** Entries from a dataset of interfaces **
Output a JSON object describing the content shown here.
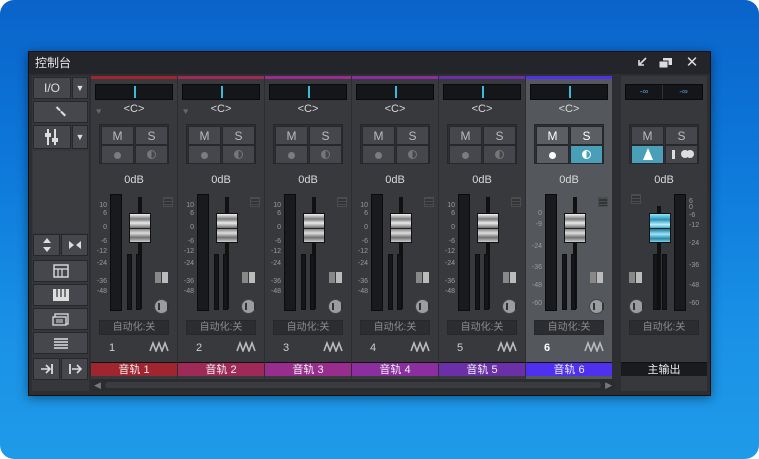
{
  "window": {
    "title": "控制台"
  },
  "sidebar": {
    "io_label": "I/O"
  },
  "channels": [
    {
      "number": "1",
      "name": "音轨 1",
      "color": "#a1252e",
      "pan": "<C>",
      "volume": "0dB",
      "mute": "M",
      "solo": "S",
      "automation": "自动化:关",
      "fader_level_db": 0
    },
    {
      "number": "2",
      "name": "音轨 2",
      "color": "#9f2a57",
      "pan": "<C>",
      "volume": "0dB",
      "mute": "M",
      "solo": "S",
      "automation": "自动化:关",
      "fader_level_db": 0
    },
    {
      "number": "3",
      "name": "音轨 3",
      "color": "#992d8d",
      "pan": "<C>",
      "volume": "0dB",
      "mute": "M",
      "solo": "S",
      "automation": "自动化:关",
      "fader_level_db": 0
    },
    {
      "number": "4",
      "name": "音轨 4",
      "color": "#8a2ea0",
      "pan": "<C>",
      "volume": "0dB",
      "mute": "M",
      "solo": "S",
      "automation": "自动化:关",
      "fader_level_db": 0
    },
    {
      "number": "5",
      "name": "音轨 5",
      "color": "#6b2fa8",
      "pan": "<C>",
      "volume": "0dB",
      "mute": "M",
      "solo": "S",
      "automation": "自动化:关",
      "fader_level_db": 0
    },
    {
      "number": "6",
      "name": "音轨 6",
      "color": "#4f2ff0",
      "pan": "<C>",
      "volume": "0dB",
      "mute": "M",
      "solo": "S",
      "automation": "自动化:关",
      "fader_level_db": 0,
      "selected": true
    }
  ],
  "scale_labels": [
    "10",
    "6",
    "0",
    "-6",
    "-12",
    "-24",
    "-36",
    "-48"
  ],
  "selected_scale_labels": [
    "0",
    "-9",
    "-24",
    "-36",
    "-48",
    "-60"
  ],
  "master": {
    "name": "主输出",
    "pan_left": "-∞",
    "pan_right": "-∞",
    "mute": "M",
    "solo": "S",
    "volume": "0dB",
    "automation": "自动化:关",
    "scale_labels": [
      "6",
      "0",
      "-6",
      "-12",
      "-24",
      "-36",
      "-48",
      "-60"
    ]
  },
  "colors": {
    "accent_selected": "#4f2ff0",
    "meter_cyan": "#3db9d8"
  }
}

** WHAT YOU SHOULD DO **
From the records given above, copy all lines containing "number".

** WRITTEN ANSWER **
      "number": "1",
      "number": "2",
      "number": "3",
      "number": "4",
      "number": "5",
      "number": "6",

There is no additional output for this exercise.